Well, it’s that time of year again when I sign up for another class. Being that I’m taking this class at a different college, I have to once again go through the process of filing paperwork with the office that provides access services for students with disabilities. (I’ve long since learned to scan the diagnostic documents into pdf files so I can hand out copies, rather than risk losing or damaging the originals.)
Going through this process leaves me with mixed feelings. On one hand, I’m relieved that someone takes seriously my persistent difficulties with some processes. I’m glad to finally get the accommodations I need. On the other hand, this whole process of getting accommodations, and indeed the system of special education, is a tacit acknowledgement that the current educational system simply doesn’t work well enough for large numbers of students.
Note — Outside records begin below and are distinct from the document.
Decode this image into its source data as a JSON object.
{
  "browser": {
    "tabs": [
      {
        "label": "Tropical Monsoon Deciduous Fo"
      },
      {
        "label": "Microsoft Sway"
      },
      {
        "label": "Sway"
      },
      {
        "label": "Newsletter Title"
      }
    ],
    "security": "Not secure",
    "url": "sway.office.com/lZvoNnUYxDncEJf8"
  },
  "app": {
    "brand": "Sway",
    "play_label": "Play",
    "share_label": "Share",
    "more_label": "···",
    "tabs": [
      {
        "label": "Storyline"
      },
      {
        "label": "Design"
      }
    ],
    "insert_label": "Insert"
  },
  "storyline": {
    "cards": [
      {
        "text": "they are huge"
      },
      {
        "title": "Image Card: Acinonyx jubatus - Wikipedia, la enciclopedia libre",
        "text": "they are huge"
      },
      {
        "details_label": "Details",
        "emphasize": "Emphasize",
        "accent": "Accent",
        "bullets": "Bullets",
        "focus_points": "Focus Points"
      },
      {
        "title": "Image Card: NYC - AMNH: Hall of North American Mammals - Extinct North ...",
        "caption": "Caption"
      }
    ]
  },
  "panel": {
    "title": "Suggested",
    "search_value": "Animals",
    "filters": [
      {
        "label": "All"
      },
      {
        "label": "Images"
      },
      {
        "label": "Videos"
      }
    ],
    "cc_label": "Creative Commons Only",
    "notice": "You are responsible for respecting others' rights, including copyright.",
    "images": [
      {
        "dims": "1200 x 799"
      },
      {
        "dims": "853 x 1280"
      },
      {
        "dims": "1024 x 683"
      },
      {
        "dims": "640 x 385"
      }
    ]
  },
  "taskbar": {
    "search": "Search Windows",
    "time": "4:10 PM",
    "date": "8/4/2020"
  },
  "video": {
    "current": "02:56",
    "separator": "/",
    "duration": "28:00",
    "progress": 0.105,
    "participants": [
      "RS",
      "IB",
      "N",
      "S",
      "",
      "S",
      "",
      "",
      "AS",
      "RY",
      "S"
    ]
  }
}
The absurd part is that I really don’t need anything extraordinary in the way of accommodations. The things I need aren’t expensive, nor do they require the instructors to do anything radically different in their instruction methods.
My accommodations are to give me “preferential seating” (I sit up front to better see and hear the professor and the board they are writing/projection upon); to have the captions displayed when videos are shown so I can understand all the narration (the students with hearing impairments or who do not have English as their primary language also benefit from the captions); to get copies of lecture notes or PowerPoints so I can be sure of understanding and not missing any of the material being presented, and to have 50% extra time to take tests.
What these do is to allow me to do is to acquire the information being presented, and to demonstrate my mastery of the subject material, at levels on par with my peers. These don’t give me a superior advantage over the other students, but rather help bring me up to the same level. (If many of the other students find they would also very much benefit from these things, then the instructional and evaluation methods need re-assessing – there’s a difference between challenging students and making things hard on them.)
Much of the resistance I have gotten from instructors has been on the issue of “fairness”.
I have failed – flunked – big red “F” on the page – more math tests than I care to remember. Suddenly I am getting A’s in College Algebra and Calculus! So, I am not innumerate. But what the hell happened? I got much better teachers who were able to teach with a variety of methods geared for different learning styles, and they let me take the time I need to finish the tests.
Then I get to a graduate-level statistics course, and talk to the professor at the beginning of the semester, explaining my particular difficulties with transcription errors and such, and ask if I might be able to have extra time if necessary so I can finish my exams. He refuses. He feels that would be “unfair” to the other students. “Everyone gets test anxiety; you will get faster with practice,” he says.
I sigh heavily at this familiar refrain, and throw myself into the subject. Like calculus, statistics lives in a theory world of its own, but I find that I understand the concepts. I read the textbook. I take excellent notes in class (people like to borrow my notes when they miss lectures). I do all the homework. I join a study-group. I do the programming projects and get A’s on them.
Then I get D’s on the first two tests. (Oh no, not again!) I go back and explain my problems once again to my professor – I did not even have time to finish one of the tests! I ask him again for extra time, which he refuses. Finally in high frustration, I end up discussing the situation with my grad school advisor, who pushes through a class Drop (even after the official last-drop date; amazingly, it can be done). I retake the class the next semester, this time with my official paperwork filed so I can have half as much more time to take the tests, and therefore will be able to finish them and be able to double-check my calculations for transpositions and such. I get a perfectly acceptable B grade. I just wanted to be tested on my understanding of the material, not my computational speed!
“It wouldn’t be fair,” said the professor. He missed the point.
Ann Welch* makes some excellent distinctions about the different concepts that are lumped together under sometimes misleading heading of “fairness”.
Equality is about treating everyone the same way because people have the same rights.
Equity is about recognizing and responding according to the amount of effort given by or achievement of a student. Equity can be best determined when everyone has the same equal opportunity.
The third of course is need. Not everyone needs the same things. (After all, no one complains that it’s “unfair” that I get to use bifocals when the rest of the students don’t.)
Highly competitive cultures place great value on equity; you get what you deserve. (The corollary being that you deserve what you get, and if taken to extremes, that if you’re somehow “substandard” you must have deserved it. It’s the old sin model of disability.)
It’s not that people aren’t terribly concerned with fairness. Indeed, children are almost obsessed with fairness, watching every last gram of sweets being doled out, or time and opportunity with entertainments being shared. That sort of fairness is about equality.
Fairness is not just about treating everyone the same; it’s also about giving people what they need.
* Ann B. Welch. 2000. “Responding to Student Concerns about Fairness.” Teaching Exceptional Children, 33, (2) 36-40